According to some surveys and findings (1), students of color located in poor localities are more likely to get incomplete and poor coursework. Similarly, as per a study, only two percent of White girls were subjected to exclusionary suspensions compared to 12 percent of Black girls (2). Students of color who identify as LGBTQ face more victimization as compared to white students. There are so many facts in favor of the negative impact of intersectionality on school students. The question is how can we stop it? How can a teacher be taught to not be biased? Intersectionality issues cannot be looked at from 2 different angles. For example, Ms Crenshaw mentions that Harvard came up with 2 different committees (one for women and one for black) to increase the admission rate of black women. This is the wrong way of looking at things. There needs to be a better enactment of policies regarding intersectionality in schools. If there are biased policies, they need to be changed or replaced and educators need to realize this.
For Christina Torres, who teaches seventh- and ninth-grade English at the University Laboratory School in Honolulu, Hawai’i, knows that students talk about race, gender and other identity layers outside of class and feel that it is her responsibility to let them bring up these topics in class. (3) Torres says. “A woman who is Latina in L.A. is going to have a very different experience from someone who’s in the middle of Arkansas. The place matters, too.” It is really important for all teachers to think like Torres. I believe this not only makes the students understand their multiple identities but also empowers them to believe that everybody is different and this infact needs to be respected.

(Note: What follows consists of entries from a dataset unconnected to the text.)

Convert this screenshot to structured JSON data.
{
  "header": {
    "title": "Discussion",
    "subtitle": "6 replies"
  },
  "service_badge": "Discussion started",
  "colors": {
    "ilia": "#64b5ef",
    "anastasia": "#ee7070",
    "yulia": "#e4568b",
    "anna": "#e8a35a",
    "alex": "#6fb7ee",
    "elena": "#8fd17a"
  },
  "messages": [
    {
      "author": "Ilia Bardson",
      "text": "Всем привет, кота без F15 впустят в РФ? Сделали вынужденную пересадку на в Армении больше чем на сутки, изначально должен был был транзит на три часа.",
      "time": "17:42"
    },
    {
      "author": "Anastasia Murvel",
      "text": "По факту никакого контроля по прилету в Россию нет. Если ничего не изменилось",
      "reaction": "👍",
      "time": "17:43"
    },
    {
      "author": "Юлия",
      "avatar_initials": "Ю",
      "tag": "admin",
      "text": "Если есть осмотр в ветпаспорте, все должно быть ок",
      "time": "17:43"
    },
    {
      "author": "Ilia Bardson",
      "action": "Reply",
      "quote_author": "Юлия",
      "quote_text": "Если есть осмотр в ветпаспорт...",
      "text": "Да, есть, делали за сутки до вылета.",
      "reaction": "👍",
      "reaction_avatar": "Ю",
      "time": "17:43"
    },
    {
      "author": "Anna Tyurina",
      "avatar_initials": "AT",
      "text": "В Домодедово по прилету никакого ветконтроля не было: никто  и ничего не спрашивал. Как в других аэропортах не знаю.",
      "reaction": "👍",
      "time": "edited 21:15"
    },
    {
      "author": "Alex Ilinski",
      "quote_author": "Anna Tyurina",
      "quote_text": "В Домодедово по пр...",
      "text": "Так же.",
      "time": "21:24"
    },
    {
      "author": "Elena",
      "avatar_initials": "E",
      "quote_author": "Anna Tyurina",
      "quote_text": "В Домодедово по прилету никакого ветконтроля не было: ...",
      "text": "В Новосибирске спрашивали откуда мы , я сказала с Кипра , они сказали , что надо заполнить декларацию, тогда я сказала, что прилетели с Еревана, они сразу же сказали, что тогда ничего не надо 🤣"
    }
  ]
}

Statistics on gender and racial diversity show that women and minority representation are low in structural civil engineering (reference 1 and 2). These stats include representation in engineering firms, state licensure boards, professional organizations, and universities. The percentage of women in structural engineering in universities is the highest among all the four areas (~25%). This number drops to 15% for the firms, licensure boards, and organizations. Similarly, minority groups account for 10% (Hispanic), 3% (African American) and <1% (Native American) in the universities. Women tend to acquire lesser positions of leadership in structural engineering firms and universities. Minority males do face some disparity in pay range but it is still better than women. It was also found that women leave jobs in between due to lack of work satisfaction and lack of flexible work schedules.
I personally think part of the problem is the biased behavior of males towards females during interviews, presentations, promotions, and teamwork. I know of so many instances where people have mentioned that women are not good at engineering. I believe, attitude is a big problem here. And it gets intensified by social and cultural bias/stereotypes. I think there should be more awareness programs. By no means does being a woman or being from a minority group make one less competent, smart or intelligent. Proper development and mentoring from early-career can lead to many great women and minority leaders in the coming time. I personally have not seen many women HODs in civil engineering. This is sad but the truth. Nowadays, civil faculty in the leading U.S. universities do have a good balance in terms of race and gender. But we have a long way to go. More steps need to be taken in this direction. A diverse workplace makes the job more competitive, innovative, productive and definitely adds to the experience.
Diversity in Structural Engineering Profession – https://www.structuremag.org/?p=7042
Gender and Racial Diversity in the Structural Engineering Profession – https://static1.squarespace.com/static/55cba7dbe4b07ca3d73c39af/t/55ce4e24e4b06c2348a5dab6/1439583780768/GenderDiversityDraft_FINAL_Rev_v1.pdf